Mac got out of the limo and buttoned his gray double-breasted suit. As I did the same, a man called to Mac from across C Street. He wore a charcoal suit and had slick silver hair, a long sharp nose, a square cleft chin and a clenched-toothed grin. A genteel Kirk Douglas. He extended his hand, a gold Cartier on his wrist, glinting in the waning sun.
"Lawrence Marshall," he said, "Vicky's better half."
Mac introduced us, even though I was the one who'd told him about Dr. Marshall back at the office, how he'd founded a small but wildly successful pharmaceutical company. Behind him appeared Senator Serling, just as she looked on TV. She wore a slim blue suit and had short blonde hair, soft high cheekbones and smart brown eyes. She was indeed, as one pundit had once quipped, a corporate version of Jessica Lange. She flashed Mac a hydrogen-peroxide smile.
"Sorry to tear you away from the gym. This must be Mr. Fisher. For someone so clever, he certainly is handsome. Even with a black eye."
I took her hand by the fingertips, resisting the impulse to bow. "I'm handsome ... I mean, Hank."

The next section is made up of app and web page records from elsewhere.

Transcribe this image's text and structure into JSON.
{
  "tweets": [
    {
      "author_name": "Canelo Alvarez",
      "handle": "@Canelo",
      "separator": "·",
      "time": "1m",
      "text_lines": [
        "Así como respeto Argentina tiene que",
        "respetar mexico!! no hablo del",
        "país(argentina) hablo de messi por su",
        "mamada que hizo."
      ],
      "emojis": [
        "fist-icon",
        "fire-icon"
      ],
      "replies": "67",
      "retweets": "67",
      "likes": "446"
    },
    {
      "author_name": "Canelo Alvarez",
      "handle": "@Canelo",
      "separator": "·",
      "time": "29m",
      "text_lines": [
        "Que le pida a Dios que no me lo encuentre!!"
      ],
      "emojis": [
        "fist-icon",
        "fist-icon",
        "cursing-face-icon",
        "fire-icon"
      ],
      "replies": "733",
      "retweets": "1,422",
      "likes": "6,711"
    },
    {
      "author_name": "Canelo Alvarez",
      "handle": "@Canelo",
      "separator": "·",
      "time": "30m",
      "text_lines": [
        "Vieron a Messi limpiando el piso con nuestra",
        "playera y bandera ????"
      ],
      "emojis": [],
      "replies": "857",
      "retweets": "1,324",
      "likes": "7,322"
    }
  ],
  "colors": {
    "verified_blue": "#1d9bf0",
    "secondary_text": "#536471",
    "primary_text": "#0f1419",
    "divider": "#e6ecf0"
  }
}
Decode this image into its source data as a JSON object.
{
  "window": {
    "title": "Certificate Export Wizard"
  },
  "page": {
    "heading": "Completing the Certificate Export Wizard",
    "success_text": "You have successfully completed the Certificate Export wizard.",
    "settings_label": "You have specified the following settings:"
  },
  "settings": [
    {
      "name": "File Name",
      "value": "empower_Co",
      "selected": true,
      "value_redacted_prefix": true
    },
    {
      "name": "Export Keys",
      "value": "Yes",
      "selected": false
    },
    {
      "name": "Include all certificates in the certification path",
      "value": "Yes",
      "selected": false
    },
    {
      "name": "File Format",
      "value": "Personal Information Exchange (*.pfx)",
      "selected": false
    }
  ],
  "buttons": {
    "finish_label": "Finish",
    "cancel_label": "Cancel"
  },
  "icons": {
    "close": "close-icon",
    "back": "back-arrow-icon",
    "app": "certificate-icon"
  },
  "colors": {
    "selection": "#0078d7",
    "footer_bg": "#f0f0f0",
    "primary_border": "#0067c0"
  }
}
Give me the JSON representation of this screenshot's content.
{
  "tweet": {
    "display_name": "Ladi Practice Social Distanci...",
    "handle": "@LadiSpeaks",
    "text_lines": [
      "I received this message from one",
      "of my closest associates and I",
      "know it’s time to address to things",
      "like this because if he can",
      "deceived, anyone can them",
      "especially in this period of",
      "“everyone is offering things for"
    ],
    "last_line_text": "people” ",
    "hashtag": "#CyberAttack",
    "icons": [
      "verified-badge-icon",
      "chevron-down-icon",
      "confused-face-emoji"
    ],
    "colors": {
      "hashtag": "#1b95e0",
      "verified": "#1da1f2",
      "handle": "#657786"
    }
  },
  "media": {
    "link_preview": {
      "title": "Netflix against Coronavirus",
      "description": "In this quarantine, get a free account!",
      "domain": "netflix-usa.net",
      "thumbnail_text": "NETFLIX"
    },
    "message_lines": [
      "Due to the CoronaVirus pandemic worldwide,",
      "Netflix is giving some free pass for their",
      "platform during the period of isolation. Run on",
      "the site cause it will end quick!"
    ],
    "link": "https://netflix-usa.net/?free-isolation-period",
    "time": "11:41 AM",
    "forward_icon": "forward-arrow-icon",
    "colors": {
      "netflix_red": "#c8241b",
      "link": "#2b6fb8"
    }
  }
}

"And nervous. How charming."
Dr. Marshall reached up and clapped Mac on the shoulder. "Recognized you from the news. Great job getting Bustamonte off."
"It's easy when they're innocent."
"Innocent, right." Dr. Marshall jerked his thumb toward Senator Serling. "That's why I told her to hire you. You're a true believer."
Mac looked back at the limo, which still sat at the corner, waiting for the light to turn green. "I'd give you a finder's fee, but it doesn't look like you're missing any meals."
"You never know. My other car's a Chevy."
Mac didn't laugh; he drove a Blazer.
Senator Serling glanced over her shoulder down First Street, two perfect worry lines appearing on her forehead. "We probably shouldn't stand here."
Mac craned his neck. "Don't tell me you're that worried about eavesdroppers."
The senator continued to stare over her shoulder.
Dr. Marshall put an arm around her. "Darling, you're imagining things. No one would attack a senator on Capitol Hill."
"Hold on," Mac said. "Attack? I thought this was about a tax violation."
"That's why I wanted to talk to you," the senator said. "It's a little more complicated than I first thought."
"How much more complicated?" he said, and I knew he was thinking of increasing her retainer.
As she started to explain, Mac listened intently, knitting his eyebrows and cocking his head. Then his face lit up, and he shoved his briefcase into Dr. Marshall's chest, sending him flying off his feet. At first I thought he was reacting to something the man had done. Then I heard Mac cry, "Car!" and I saw him lunge at the senator, whose head was turned away from the impending blow.
Over my shoulder an engine roared. I whirled around just in time to see an SUV bearing down on us: headlights dead, vertical grill slats looking like teeth.